▶ [Task goal] Return every line of the data that contains the string "Merdan".

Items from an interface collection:
= Beginning of Section =
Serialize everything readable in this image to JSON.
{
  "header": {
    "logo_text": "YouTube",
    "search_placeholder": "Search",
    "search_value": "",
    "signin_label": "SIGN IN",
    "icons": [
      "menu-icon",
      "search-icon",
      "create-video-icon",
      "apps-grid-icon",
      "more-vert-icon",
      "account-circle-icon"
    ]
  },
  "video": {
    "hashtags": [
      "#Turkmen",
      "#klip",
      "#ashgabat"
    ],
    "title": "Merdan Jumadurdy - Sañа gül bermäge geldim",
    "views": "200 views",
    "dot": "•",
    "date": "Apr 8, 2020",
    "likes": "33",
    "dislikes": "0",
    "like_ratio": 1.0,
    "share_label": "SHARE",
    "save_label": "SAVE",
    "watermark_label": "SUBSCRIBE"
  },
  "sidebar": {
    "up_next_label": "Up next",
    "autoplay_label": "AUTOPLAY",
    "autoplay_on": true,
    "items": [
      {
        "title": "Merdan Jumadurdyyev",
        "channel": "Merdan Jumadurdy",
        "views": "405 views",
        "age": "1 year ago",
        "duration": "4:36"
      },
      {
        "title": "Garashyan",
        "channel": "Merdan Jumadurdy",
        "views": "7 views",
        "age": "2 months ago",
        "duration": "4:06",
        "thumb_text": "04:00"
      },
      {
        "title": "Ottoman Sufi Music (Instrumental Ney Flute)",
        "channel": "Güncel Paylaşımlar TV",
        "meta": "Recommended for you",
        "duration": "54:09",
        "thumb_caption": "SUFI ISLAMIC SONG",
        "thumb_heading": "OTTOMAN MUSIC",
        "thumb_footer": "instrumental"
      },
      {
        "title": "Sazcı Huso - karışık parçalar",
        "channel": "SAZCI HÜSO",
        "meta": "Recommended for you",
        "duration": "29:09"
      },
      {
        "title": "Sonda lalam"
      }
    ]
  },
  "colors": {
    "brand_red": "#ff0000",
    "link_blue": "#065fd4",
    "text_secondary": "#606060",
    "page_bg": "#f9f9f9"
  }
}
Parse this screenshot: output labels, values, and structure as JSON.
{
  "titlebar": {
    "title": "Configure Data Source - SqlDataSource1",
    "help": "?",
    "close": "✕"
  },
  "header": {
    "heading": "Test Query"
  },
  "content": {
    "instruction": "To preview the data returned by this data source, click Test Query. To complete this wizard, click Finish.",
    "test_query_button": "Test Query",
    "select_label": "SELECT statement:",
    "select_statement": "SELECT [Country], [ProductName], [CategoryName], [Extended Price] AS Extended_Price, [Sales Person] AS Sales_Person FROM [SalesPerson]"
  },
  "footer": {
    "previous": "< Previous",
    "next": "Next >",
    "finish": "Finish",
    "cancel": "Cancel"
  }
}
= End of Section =
▶ [Solution for this problem]
    "title": "Merdan Jumadurdy - Sañа gül bermäge geldim",
        "title": "Merdan Jumadurdyyev",
        "channel": "Merdan Jumadurdy",
        "channel": "Merdan Jumadurdy",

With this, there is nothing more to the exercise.